▼

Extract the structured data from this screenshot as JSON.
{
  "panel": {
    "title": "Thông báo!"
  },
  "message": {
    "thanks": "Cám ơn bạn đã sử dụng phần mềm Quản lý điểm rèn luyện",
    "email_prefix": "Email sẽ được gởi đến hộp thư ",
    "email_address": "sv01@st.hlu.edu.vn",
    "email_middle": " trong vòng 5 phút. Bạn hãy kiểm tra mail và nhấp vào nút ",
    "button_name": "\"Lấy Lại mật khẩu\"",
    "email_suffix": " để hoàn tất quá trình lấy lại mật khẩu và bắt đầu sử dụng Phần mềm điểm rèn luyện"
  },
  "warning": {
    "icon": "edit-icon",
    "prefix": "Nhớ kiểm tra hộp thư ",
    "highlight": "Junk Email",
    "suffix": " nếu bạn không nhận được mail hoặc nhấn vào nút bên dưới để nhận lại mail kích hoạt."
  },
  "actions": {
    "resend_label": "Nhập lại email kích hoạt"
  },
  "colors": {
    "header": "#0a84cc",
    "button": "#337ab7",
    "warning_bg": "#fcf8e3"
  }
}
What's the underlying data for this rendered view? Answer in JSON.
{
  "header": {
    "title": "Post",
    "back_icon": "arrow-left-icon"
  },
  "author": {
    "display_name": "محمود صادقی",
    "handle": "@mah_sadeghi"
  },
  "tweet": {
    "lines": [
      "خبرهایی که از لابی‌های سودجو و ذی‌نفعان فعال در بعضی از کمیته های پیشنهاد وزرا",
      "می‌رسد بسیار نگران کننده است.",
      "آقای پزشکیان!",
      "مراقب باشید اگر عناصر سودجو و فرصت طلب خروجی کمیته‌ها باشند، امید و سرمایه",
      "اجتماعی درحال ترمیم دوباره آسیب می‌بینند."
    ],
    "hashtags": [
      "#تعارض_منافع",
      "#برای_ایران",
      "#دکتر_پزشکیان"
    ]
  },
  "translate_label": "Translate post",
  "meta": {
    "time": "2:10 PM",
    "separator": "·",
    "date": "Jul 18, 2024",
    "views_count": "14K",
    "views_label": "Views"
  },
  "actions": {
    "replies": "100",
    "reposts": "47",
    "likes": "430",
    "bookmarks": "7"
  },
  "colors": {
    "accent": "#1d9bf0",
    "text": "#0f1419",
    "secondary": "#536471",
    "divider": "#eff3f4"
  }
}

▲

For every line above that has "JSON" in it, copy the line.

__Written answer__.
Extract the structured data from this screenshot as JSON.
What's the underlying data for this rendered view? Answer in JSON.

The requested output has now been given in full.